After recovering his senses, Robinson shouted to Maschek that he was conscious. Moments later, Robinson discovered that he was somewhat injured, and that he was wedged in a gully by his pack and ice ax. After extricating himself from the gully, Robinson climbed back toward the route, establishing visual contact with Maschek again. He noted that “an astonishing” amount of hardware littered the rope between his harness and the hex which had held his fall. Robinson mentioned at this point that he wished to continue the climb, but Maschek recommended descent/self-rescue. Robinson immediately agreed, not trusting his own judgment, as by now he had determined that he had a head injury, extent unknown. Robinson was badly shaken up the the fall and was longing for the safety of a secure ledge. He began to climb back, recovering what hardware he could. Arriving at the belay ledge, he then belayed Maschek who climbed out to recover more hardware, then Robinson and Maschek began to plan their descent.
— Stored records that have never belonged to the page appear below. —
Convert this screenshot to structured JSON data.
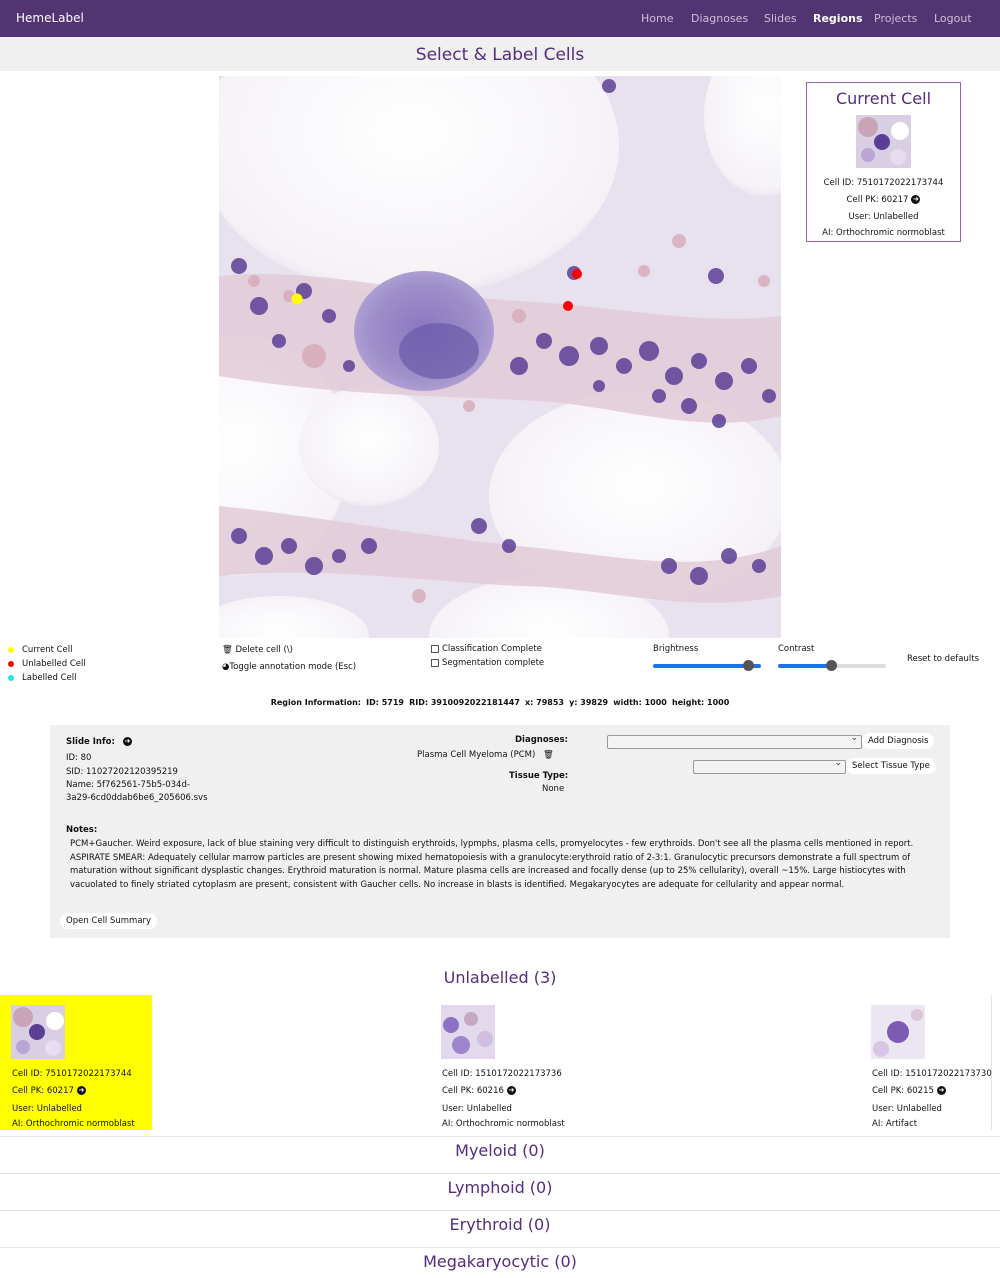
{
  "app": {
    "brand": "HemeLabel",
    "nav": [
      {
        "label": "Home",
        "active": false
      },
      {
        "label": "Diagnoses",
        "active": false
      },
      {
        "label": "Slides",
        "active": false
      },
      {
        "label": "Regions",
        "active": true
      },
      {
        "label": "Projects",
        "active": false
      },
      {
        "label": "Logout",
        "active": false
      }
    ]
  },
  "page_title": "Select & Label Cells",
  "current_cell": {
    "title": "Current Cell",
    "cell_id": "Cell ID: 7510172022173744",
    "cell_pk": "Cell PK: 60217",
    "user": "User: Unlabelled",
    "ai": "AI: Orthochromic normoblast"
  },
  "legend": {
    "current": "Current Cell",
    "unlabelled": "Unlabelled Cell",
    "labelled": "Labelled Cell"
  },
  "controls": {
    "delete": "Delete cell (\\)",
    "toggle": "Toggle annotation mode (Esc)",
    "classification": "Classification Complete",
    "segmentation": "Segmentation complete",
    "brightness": "Brightness",
    "contrast": "Contrast",
    "reset": "Reset to defaults",
    "brightness_value": 0.93,
    "contrast_value": 0.49
  },
  "region_info": {
    "label": "Region Information:",
    "id": "ID: 5719",
    "rid": "RID: 3910092022181447",
    "x": "x: 79853",
    "y": "y: 39829",
    "width": "width: 1000",
    "height": "height: 1000"
  },
  "slide": {
    "label": "Slide Info:",
    "id": "ID: 80",
    "sid": "SID: 11027202120395219",
    "name_line1": "Name: 5f762561-75b5-034d-",
    "name_line2": "3a29-6cd0ddab6be6_205606.svs",
    "diagnoses_label": "Diagnoses:",
    "diagnosis": "Plasma Cell Myeloma (PCM)",
    "tissue_label": "Tissue Type:",
    "tissue": "None",
    "add_diagnosis": "Add Diagnosis",
    "select_tissue": "Select Tissue Type",
    "notes_label": "Notes:",
    "notes": "PCM+Gaucher. Weird exposure, lack of blue staining very difficult to distinguish erythroids, lypmphs, plasma cells, promyelocytes - few erythroids. Don't see all the plasma cells mentioned in report. ASPIRATE SMEAR: Adequately cellular marrow particles are present showing mixed hematopoiesis with a granulocyte:erythroid ratio of 2-3:1. Granulocytic precursors demonstrate a full spectrum of maturation without significant dysplastic changes. Erythroid maturation is normal. Mature plasma cells are increased and focally dense (up to 25% cellularity), overall ~15%. Large histiocytes with vacuolated to finely striated cytoplasm are present, consistent with Gaucher cells. No increase in blasts is identified. Megakaryocytes are adequate for cellularity and appear normal.",
    "open_summary": "Open Cell Summary"
  },
  "sections": {
    "unlabelled": "Unlabelled (3)",
    "myeloid": "Myeloid (0)",
    "lymphoid": "Lymphoid (0)",
    "erythroid": "Erythroid (0)",
    "megakaryocytic": "Megakaryocytic (0)"
  },
  "cells": [
    {
      "cell_id": "Cell ID: 7510172022173744",
      "cell_pk": "Cell PK: 60217",
      "user": "User: Unlabelled",
      "ai": "AI: Orthochromic normoblast"
    },
    {
      "cell_id": "Cell ID: 1510172022173736",
      "cell_pk": "Cell PK: 60216",
      "user": "User: Unlabelled",
      "ai": "AI: Orthochromic normoblast"
    },
    {
      "cell_id": "Cell ID: 1510172022173730",
      "cell_pk": "Cell PK: 60215",
      "user": "User: Unlabelled",
      "ai": "AI: Artifact"
    }
  ],
  "colors": {
    "navbar": "#523473",
    "accent": "#522d80",
    "current_dot": "#ffff00",
    "unlabelled_dot": "#ff0000",
    "labelled_dot": "#22e5e5",
    "slider": "#1a73e8"
  }
}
At this point Maschek also gave Robinson a determined questioning to ascertain Robinson’s orientation and fitness for descent. Although Robinson had earlier shown some disorientation in wanting to continue the climb, he was now more oriented and appreciative of their situation. A rappel point was selected and Robinson’s rope was used as a fixed line to protect the traverse to the rappel point. (This rope has since been retired.)
Robinson walked out to Whitney Portal the following day. Maschek and another partner attempted the route the next day, recovering the fast-draw that Robinson had been attempting to place in the swaged ring (it was in the ring, but the ’biner gate was not closed) when he fell. (Source: Ron Robinson)
This was my first fall ever. Controlled falls in a practice situation would have given me a greater appreciation for the seriousness of a fall. I purchased a helmet several days later. A chest-harness element in my harness system might have prevented the back strain and might have prevented my getting lodged in the rock gully. In any case, I now know why UIAA does not approve harnesses without a chest element present. I didn’t adequately place or test my protection. Although I had been as exposed on technically easier climbs, and had climbed much more difficult rock involving less exposure, I had never been so unnerved on a route (by the exposure) and had never had the chance to note exposure’s effect on my ability to climb technical rock. For me, the effect was real, I was affected by the exposure, and this did have an effect on my technical performance. When I climb this route again, or others like it, I don’t intend to lead until I have completed a route or two like this as rope second. (Source: Ron Robinson)